- _WORK ITEM_: Could you copy the data that follows exactly as written, but drop the pictures?

- _SUPPLIED MATERIAL_:
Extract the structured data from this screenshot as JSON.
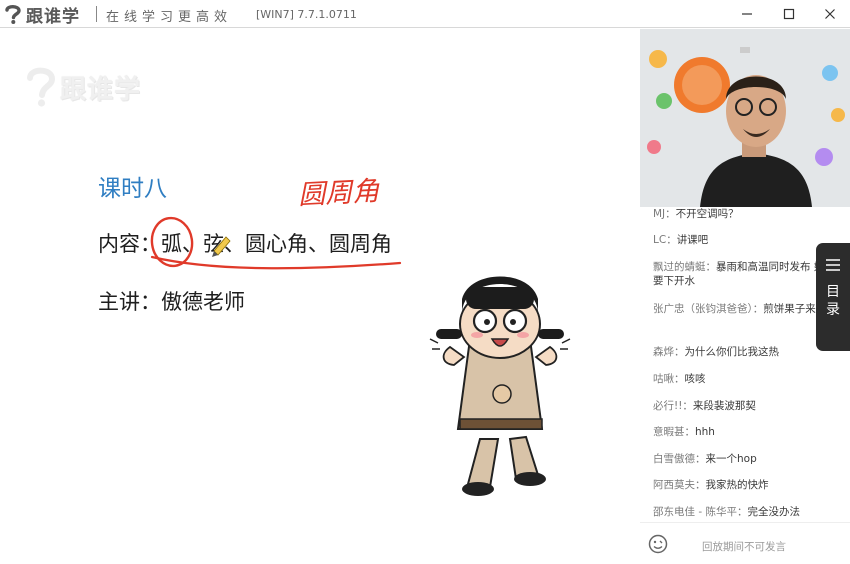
{
  "titlebar": {
    "logo_text": "跟谁学",
    "slogan": "在线学习更高效",
    "version": "[WIN7] 7.7.1.0711"
  },
  "slide": {
    "watermark": "跟谁学",
    "lesson_title": "课时八",
    "annotation": "圆周角",
    "content_line": "内容：弧、弦、圆心角、圆周角",
    "teacher_line": "主讲：傲德老师"
  },
  "chat": {
    "messages": [
      {
        "user": "MJ",
        "text": "不开空调吗？"
      },
      {
        "user": "LC",
        "text": "讲课吧"
      },
      {
        "user": "飘过的蜻蜓",
        "text": "暴雨和高温同时发布 好像要下开水"
      },
      {
        "user": "张广忠（张钧淇爸爸）",
        "text": "煎饼果子来一套"
      },
      {
        "user": "森烨",
        "text": "为什么你们比我这热"
      },
      {
        "user": "咕啾",
        "text": "咳咳"
      },
      {
        "user": "必行!!",
        "text": "来段裴波那契"
      },
      {
        "user": "意暇甚",
        "text": "hhh"
      },
      {
        "user": "白雪傲德",
        "text": "来一个hop"
      },
      {
        "user": "阿西莫夫",
        "text": "我家热的快炸"
      },
      {
        "user": "邵东电佳 - 陈华平",
        "text": "完全没办法"
      }
    ],
    "input_placeholder": "回放期间不可发言"
  },
  "sidetab": {
    "label_1": "目",
    "label_2": "录"
  },
  "colors": {
    "accent_blue": "#2f7ec2",
    "ink_red": "#e03a2a",
    "brand_orange": "#f07a2d"
  }
}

- _RESULT FOR THIS TASK_:
Extract the structured data from this screenshot as JSON.
{
  "titlebar": {
    "logo_text": "跟谁学",
    "slogan": "在线学习更高效",
    "version": "[WIN7] 7.7.1.0711"
  },
  "slide": {
    "watermark": "跟谁学",
    "lesson_title": "课时八",
    "annotation": "圆周角",
    "content_line": "内容：弧、弦、圆心角、圆周角",
    "teacher_line": "主讲：傲德老师"
  },
  "chat": {
    "messages": [
      {
        "user": "MJ",
        "text": "不开空调吗？"
      },
      {
        "user": "LC",
        "text": "讲课吧"
      },
      {
        "user": "飘过的蜻蜓",
        "text": "暴雨和高温同时发布 好像要下开水"
      },
      {
        "user": "张广忠（张钧淇爸爸）",
        "text": "煎饼果子来一套"
      },
      {
        "user": "森烨",
        "text": "为什么你们比我这热"
      },
      {
        "user": "咕啾",
        "text": "咳咳"
      },
      {
        "user": "必行!!",
        "text": "来段裴波那契"
      },
      {
        "user": "意暇甚",
        "text": "hhh"
      },
      {
        "user": "白雪傲德",
        "text": "来一个hop"
      },
      {
        "user": "阿西莫夫",
        "text": "我家热的快炸"
      },
      {
        "user": "邵东电佳 - 陈华平",
        "text": "完全没办法"
      }
    ],
    "input_placeholder": "回放期间不可发言"
  },
  "sidetab": {
    "label_1": "目",
    "label_2": "录"
  },
  "colors": {
    "accent_blue": "#2f7ec2",
    "ink_red": "#e03a2a",
    "brand_orange": "#f07a2d"
  }
}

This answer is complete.